Please submit a CV/resume and a one to two page statement of your proposed project and its importance to UCF faculty, including timeline, to Ms. Fran Ragsdale ( by December 12, 2016. If you have any questions, please contact the CSWF Director, Dr. Linda Walters, at   

Join a faculty writing club to start your spring off with a focus on productivity and camaraderie. Having trouble getting into a good writing rhythm? Need to get away from your office to get a change of perspective and a little privacy? Forget the coffee shop—join your colleagues on Thursday and Friday mornings from 10 a.m.-12 p.m. in FCTL for a loosely structured writing session.
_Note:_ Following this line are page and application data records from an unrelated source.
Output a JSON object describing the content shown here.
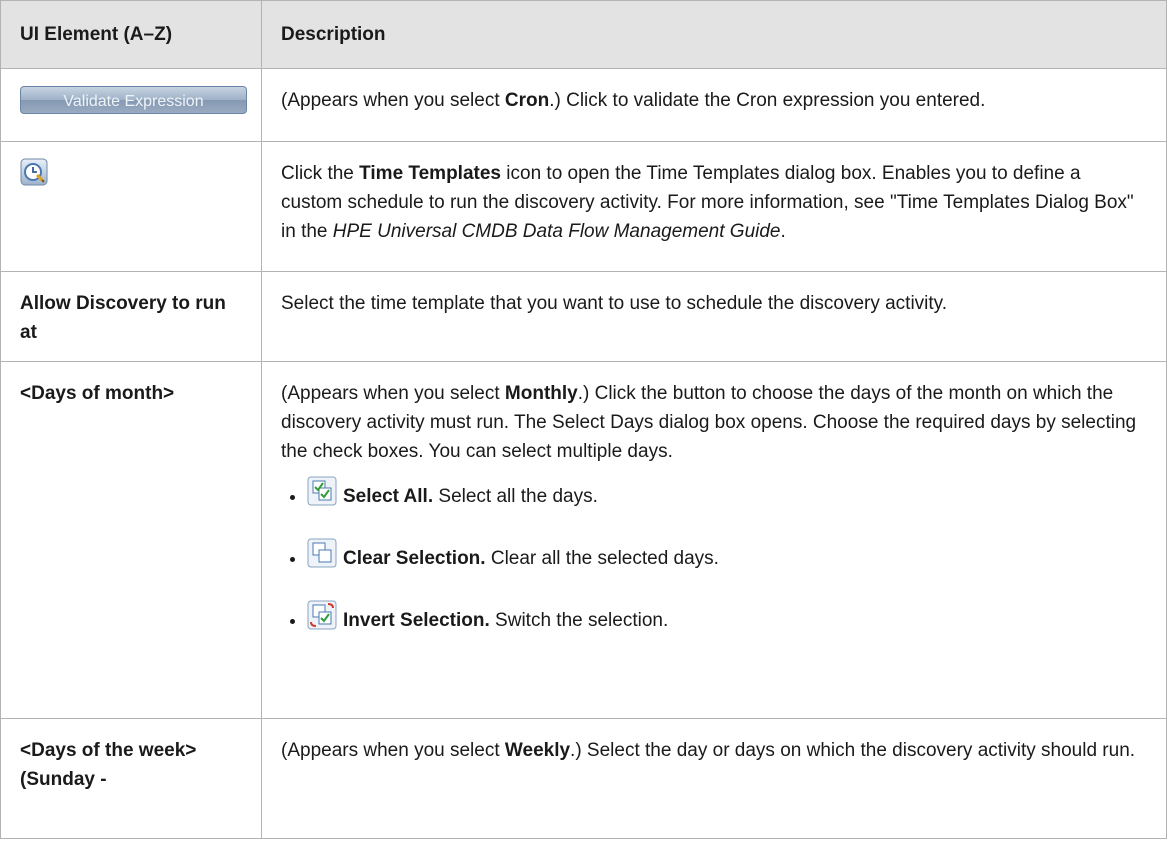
{
  "table": {
    "header": {
      "col1": "UI Element (A–Z)",
      "col2": "Description"
    },
    "rows": {
      "validate": {
        "button_label": "Validate Expression",
        "desc_pre": "(Appears when you select ",
        "desc_bold": "Cron",
        "desc_post": ".) Click to validate the Cron expression you entered."
      },
      "time_templates": {
        "icon": "time-templates-icon",
        "desc_pre": "Click the ",
        "desc_bold": "Time Templates",
        "desc_mid": " icon to open the Time Templates dialog box. Enables you to define a custom schedule to run the discovery activity. For more information, see \"Time Templates Dialog Box\" in the ",
        "desc_italic": "HPE Universal CMDB Data Flow Management Guide",
        "desc_post": "."
      },
      "allow_discovery": {
        "element": "Allow Discovery to run at",
        "desc": "Select the time template that you want to use to schedule the discovery activity."
      },
      "days_of_month": {
        "element": "<Days of month>",
        "desc_pre": "(Appears when you select ",
        "desc_bold": "Monthly",
        "desc_post": ".) Click the button to choose the days of the month on which the discovery activity must run. The Select Days dialog box opens. Choose the required days by selecting the check boxes. You can select multiple days.",
        "options": [
          {
            "icon": "select-all-icon",
            "label": "Select All.",
            "text": " Select all the days."
          },
          {
            "icon": "clear-selection-icon",
            "label": "Clear Selection.",
            "text": " Clear all the selected days."
          },
          {
            "icon": "invert-selection-icon",
            "label": "Invert Selection.",
            "text": " Switch the selection."
          }
        ]
      },
      "days_of_week": {
        "element": "<Days of the week> (Sunday -",
        "desc_pre": "(Appears when you select ",
        "desc_bold": "Weekly",
        "desc_post": ".) Select the day or days on which the discovery activity should run."
      }
    }
  }
}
We'll take five or six minutes each week to go around the room and state a goal for the time block and then spend the rest of the time working on our individual projects. Bring your own laptop or use an FCTL computer. And of course there will be coffee. Everyone is welcome!

The Faculty Center is happy to share information about events or activities that are relevant to faculty in the listserv each week. If you would like to request that we include an announcement, please email me  a paragraph (three to four sentences) including a link to additional information if appropriate, by close of business on Wednesday for inclusion on the following Sunday. Due to technological constraints we cannot include attachments or HTML formatted text. Remember to include critical details like the place and time for the event and feel free to suggest a headline. Announcements will run for two weeks, with exceptions in special circumstances. Just send your announcements to me at and we will help to spread the word.

Faculty Spotlight View Other Award Winners

Jeff Biddle
College of Education and Human Performance Jeff   Biddle My teaching philosophy is based on my desire to help my students be successful in the classroom, in the program, and most importantly, in life after graduation. I truly believe that "students do not care what you know until they know that you care." I try my best to learn the names of all of my stude...

Suha Saleh
College of Health and Public Affairs Suha  Saleh As a teacher, I learned that students are motivated not only by enthusiasm but also by organization, clarity, scholarship, and good teaching techniques of classroom conduct. Motivation is as important as intelligence in influencing student learning. Studies have found that motivation ranks above intellect, peer ...

Claudia Schippert
College of Arts and Humanities Claudia  Schippert At the center of my teaching philosophy is my commitment to challenge students to examine “common sense” knowledge and to think creatively from different perspectives in order to grapple with complex negotiations of religious, political, and cultural identities in different times and places. I ask ...